The song, which runs about five minutes, is an African-American lament of foreboding and impending doom sung by Queenie, the cook, and the African-American chorus, and, in the show, drives Julie, who has been passing as white, to near hysteria. It is supposed to be sung at the beginning of the rehearsal scene, which contains the sequence in which Julie and her white husband are revealed to be guilty of miscegenation by the local sheriff, who tries to arrest them. A fragment of the song's slow section is still actually sung by the black chorus during the scene, as well as in the 1936 film version of the show, but it does not build up to the fever pitch that Kern and Hammerstein originally conceived.
In the 1951 film version of the show, an offscreen chorus hums the slow section of the song as Julie and Steve leave the boat, but the words are not sung.
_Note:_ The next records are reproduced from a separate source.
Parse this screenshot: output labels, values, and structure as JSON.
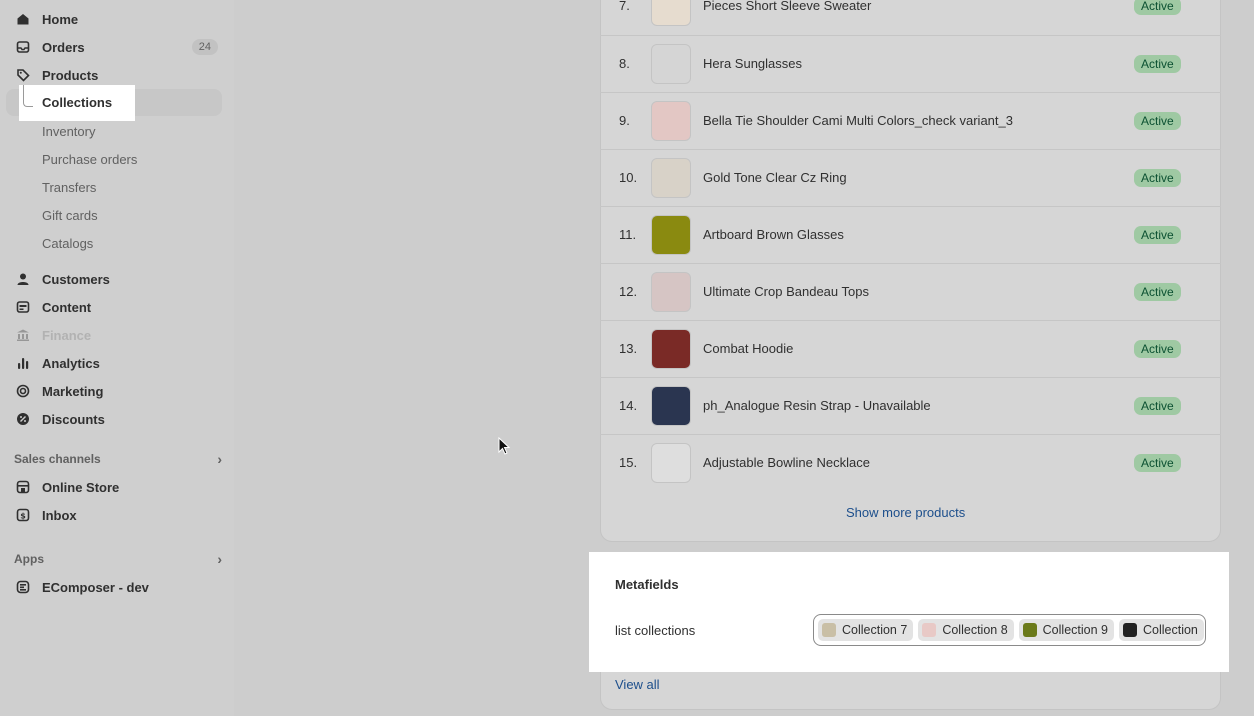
{
  "sidebar": {
    "home": "Home",
    "orders": "Orders",
    "orders_count": "24",
    "products": "Products",
    "collections": "Collections",
    "sub_items": [
      "Inventory",
      "Purchase orders",
      "Transfers",
      "Gift cards",
      "Catalogs"
    ],
    "customers": "Customers",
    "content": "Content",
    "finance": "Finance",
    "analytics": "Analytics",
    "marketing": "Marketing",
    "discounts": "Discounts",
    "sales_channels_heading": "Sales channels",
    "online_store": "Online Store",
    "inbox": "Inbox",
    "apps_heading": "Apps",
    "ecomposer": "EComposer - dev"
  },
  "products": [
    {
      "num": "7.",
      "name": "Pieces Short Sleeve Sweater",
      "status": "Active",
      "thumb_color": "#e6dccf"
    },
    {
      "num": "8.",
      "name": "Hera Sunglasses",
      "status": "Active",
      "thumb_color": "#d5d5d5"
    },
    {
      "num": "9.",
      "name": "Bella Tie Shoulder Cami Multi Colors_check variant_3",
      "status": "Active",
      "thumb_color": "#e3c7c4"
    },
    {
      "num": "10.",
      "name": "Gold Tone Clear Cz Ring",
      "status": "Active",
      "thumb_color": "#d8d2c8"
    },
    {
      "num": "11.",
      "name": "Artboard Brown Glasses",
      "status": "Active",
      "thumb_color": "#8a8a10"
    },
    {
      "num": "12.",
      "name": "Ultimate Crop Bandeau Tops",
      "status": "Active",
      "thumb_color": "#d6c5c4"
    },
    {
      "num": "13.",
      "name": "Combat Hoodie",
      "status": "Active",
      "thumb_color": "#7a2a26"
    },
    {
      "num": "14.",
      "name": "ph_Analogue Resin Strap - Unavailable",
      "status": "Active",
      "thumb_color": "#2a3550"
    },
    {
      "num": "15.",
      "name": "Adjustable Bowline Necklace",
      "status": "Active",
      "thumb_color": "#dedede"
    }
  ],
  "show_more": "Show more products",
  "metafields": {
    "title": "Metafields",
    "label": "list collections",
    "chips": [
      {
        "label": "Collection 7",
        "color": "#c9bfa6"
      },
      {
        "label": "Collection 8",
        "color": "#e8c9c6"
      },
      {
        "label": "Collection 9",
        "color": "#6b7a1a"
      },
      {
        "label": "Collection",
        "color": "#222222"
      }
    ],
    "view_all": "View all"
  },
  "colors": {
    "badge_bg": "#9fc9a3",
    "badge_text": "#0c5132",
    "link": "#1d4f8c"
  }
}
The song is not heard at all in the 1929 part-talkie film version.
The complete song was not restored to the show's score until EMI's landmark 1988 3-CD recording of the show's score with its original lyrics, orchestrations and vocal arrangements, and performed onstage complete for the first time since the Washington D.C. tryout of Show Boat when producer Harold Prince included it in the 1994 Broadway revival.